## Try it
Going through the entries below, copy out each line that contains "view".

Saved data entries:
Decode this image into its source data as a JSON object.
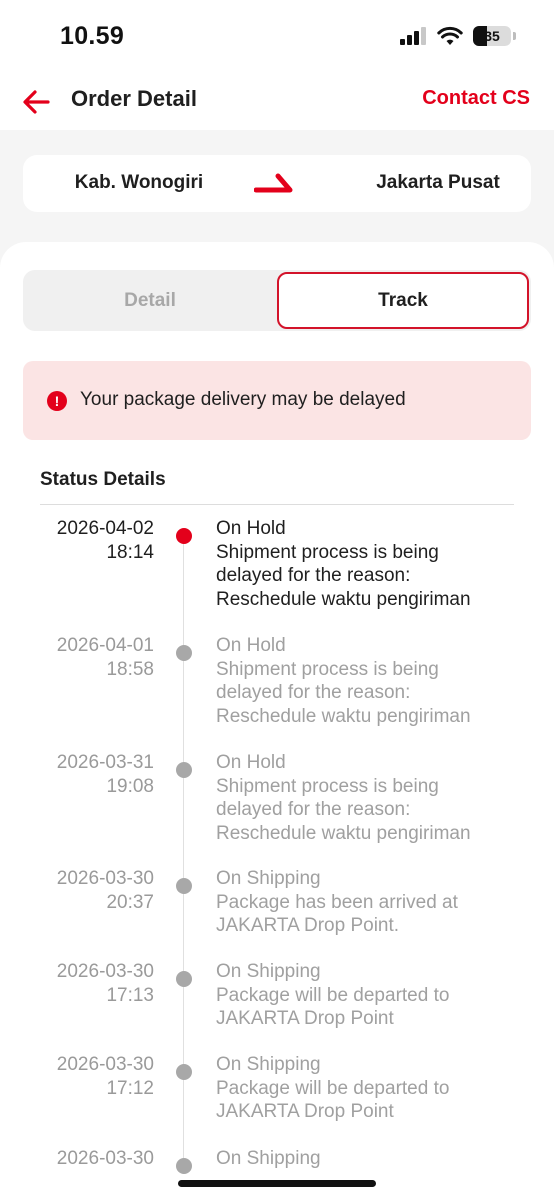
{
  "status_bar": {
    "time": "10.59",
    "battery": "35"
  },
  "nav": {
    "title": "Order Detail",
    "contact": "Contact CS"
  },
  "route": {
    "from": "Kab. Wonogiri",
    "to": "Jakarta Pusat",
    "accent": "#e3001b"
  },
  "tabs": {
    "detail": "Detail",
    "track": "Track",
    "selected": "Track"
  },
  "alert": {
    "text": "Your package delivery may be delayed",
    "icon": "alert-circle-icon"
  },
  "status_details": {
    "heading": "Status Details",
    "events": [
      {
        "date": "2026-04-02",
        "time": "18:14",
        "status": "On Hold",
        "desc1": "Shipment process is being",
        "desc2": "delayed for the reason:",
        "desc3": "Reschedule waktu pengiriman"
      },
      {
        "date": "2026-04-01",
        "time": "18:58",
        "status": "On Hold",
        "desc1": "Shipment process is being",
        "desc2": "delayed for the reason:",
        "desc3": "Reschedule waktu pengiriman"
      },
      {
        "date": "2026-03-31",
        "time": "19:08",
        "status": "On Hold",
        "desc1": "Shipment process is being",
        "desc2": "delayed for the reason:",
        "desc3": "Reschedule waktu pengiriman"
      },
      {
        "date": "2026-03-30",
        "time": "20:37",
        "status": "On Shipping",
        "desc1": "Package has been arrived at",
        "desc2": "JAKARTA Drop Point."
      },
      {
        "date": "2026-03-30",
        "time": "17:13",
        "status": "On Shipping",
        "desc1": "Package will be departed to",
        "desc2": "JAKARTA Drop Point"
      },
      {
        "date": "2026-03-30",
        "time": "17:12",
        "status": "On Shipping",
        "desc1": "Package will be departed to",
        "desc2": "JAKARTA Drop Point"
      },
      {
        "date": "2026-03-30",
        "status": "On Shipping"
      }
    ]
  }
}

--

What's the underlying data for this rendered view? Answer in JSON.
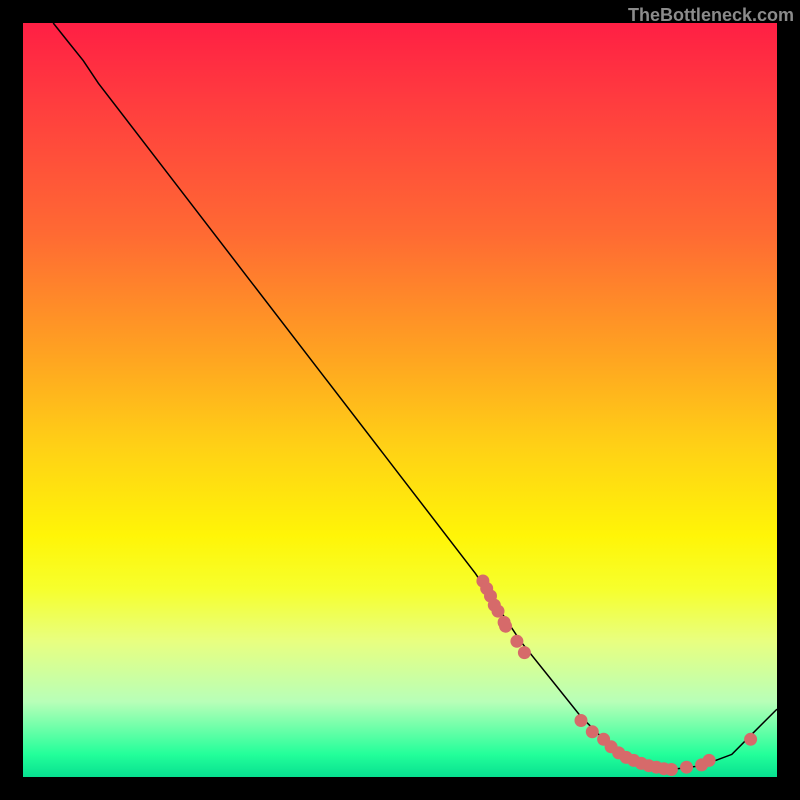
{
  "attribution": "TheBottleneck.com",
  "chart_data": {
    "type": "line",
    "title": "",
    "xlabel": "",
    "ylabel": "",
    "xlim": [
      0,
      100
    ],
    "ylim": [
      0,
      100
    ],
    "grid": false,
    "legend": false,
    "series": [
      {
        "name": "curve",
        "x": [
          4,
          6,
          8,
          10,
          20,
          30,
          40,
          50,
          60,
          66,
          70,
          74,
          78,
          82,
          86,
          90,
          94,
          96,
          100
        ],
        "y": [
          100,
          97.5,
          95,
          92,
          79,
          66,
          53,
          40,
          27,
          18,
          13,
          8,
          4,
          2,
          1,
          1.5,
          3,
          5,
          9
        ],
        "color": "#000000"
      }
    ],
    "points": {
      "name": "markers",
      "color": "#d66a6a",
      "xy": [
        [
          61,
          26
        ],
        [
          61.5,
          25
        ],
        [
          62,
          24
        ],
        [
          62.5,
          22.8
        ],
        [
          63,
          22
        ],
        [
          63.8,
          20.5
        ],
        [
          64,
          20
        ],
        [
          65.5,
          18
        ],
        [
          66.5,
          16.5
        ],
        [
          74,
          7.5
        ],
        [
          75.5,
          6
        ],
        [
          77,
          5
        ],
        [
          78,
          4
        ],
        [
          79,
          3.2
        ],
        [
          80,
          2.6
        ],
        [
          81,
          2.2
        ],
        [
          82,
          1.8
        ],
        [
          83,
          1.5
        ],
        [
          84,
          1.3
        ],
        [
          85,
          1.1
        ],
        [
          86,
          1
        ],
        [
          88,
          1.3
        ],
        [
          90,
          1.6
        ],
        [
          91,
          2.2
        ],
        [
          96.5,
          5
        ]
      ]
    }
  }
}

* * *

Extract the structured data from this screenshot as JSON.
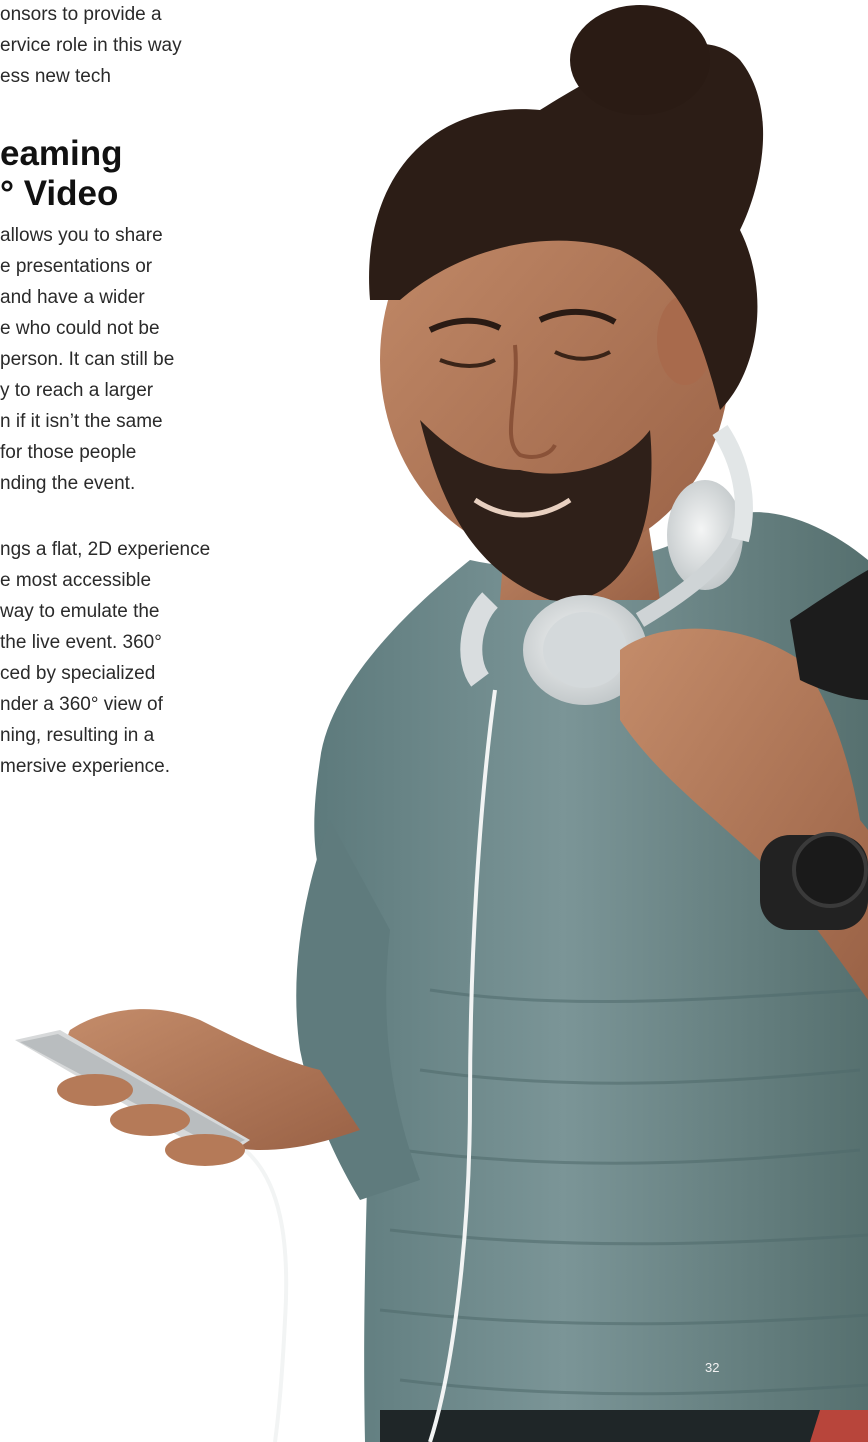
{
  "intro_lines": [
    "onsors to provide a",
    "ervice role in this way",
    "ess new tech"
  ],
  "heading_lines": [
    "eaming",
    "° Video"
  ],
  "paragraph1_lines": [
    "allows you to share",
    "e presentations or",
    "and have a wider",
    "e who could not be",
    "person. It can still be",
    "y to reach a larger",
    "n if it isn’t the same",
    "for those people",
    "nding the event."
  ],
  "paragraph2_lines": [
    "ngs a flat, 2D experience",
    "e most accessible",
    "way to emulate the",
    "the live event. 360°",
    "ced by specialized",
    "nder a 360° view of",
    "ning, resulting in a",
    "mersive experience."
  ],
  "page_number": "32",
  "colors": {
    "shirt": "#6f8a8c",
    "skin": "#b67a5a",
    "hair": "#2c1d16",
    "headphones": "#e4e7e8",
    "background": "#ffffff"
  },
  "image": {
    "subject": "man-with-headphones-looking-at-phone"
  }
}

## Response
What's the underlying data for this rendered view? Answer in JSON.
    "nder a 360° view of",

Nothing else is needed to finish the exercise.